My Mum passed away earlier this week.  And although this is a music blog, I hope you can indulge me in writing a tribute to her involvement in my musical life – she probably had more influence over the years than anyone else.

Me and Mum, a while ago!

I was the youngest of four, and my Mum claimed she always knew I’d be musical as she happened to join a church choir and apparently went to a number of organ concerts when she was pregnant with me.

Some of my earliest memories are of her lullabies and when I was nursery-age we used to sit and listen to classical music, and she’d make up funny stories to go with the feel of the music.  I’ve always been more of a “feel” musician than a technical one and it possibly stems from this.  (And is it any wonder I ended up doing soundtracks!)

After school, she’d sometimes take me and my brother to church, where we’d did and sing hymns, a cappella to an empty church.  It seems a bit bonkers looking back, but again, this seems to be where I picked one of my strongest skills – harmonising.

At the age of about 7, my interest in music grew – guitar lessons were available at school, and after learning Lily The Pink and Drunken Sailor on the school guitar, Mum was convinced enough to get me a cheap half size classical for my birthday, which I played every day until it broke six years later.  She learnt guitar at the same time, possibly to give me some form of competition!

Another interest of mine was drums, and I’d been playing on an improvised drum set made up on buckets, saucepan lids and chop sticks since I was about 8.  When shopping in town, I’d always drag her into the drum shop so I could drool over the drums and cymbals and show off my knowledge.  When I was 13, the drum shop guy asked if I wanted to try a knackered old 70s Premier kit.  To my disbelief, Mum said to him “How much is it?”  He replied £95; a genuinely large amount for us at the time.  Mum sighed.  “Would you actually play this if we got it?”  Yes, yes I would.

That Christmas I got my battered drum kit as a joint Christmas/birthday present on the understanding that I had to work harder at school and do more jobs around the house.  It was a great investment as I used it to learn on, gigged it with lots of bands and in fact I still have it in my shed!

So my teens were taken up with bands and gigs and Mum, bless her, carted my drums around to rehearsal and gigs constantly.  Having said that, she was never a “tennis mum”.  She’d drop the gear off and ask how the gig went but she was never pushy about music which was great, as I wanted to do things on my own.

Mum’s Photo On My Studio Wall of Fame.

When I went professional in music production she was cautiously pleased for me, although to her dying day I’m not sure she ever completely understood what I did for a living.

“How’s….work?” she’d ask.  “Have you had lots of people singing onto your computer?”

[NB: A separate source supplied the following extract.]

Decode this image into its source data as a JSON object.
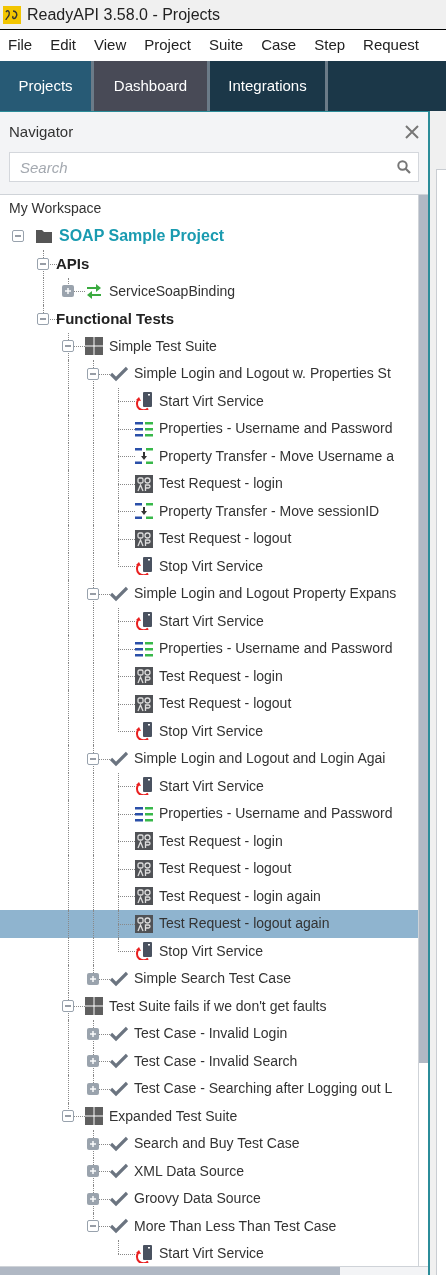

A few years ago, a friend of mine sat and spent a day with my recording device, chatting to Mum about her life. I have the recordings on my studio computer. I’ve never listened to them but I’m doing to dig them out soon and see what she had to say.  This is why I keep and catalogue every recording I can – you never know when they’re going to come in handy…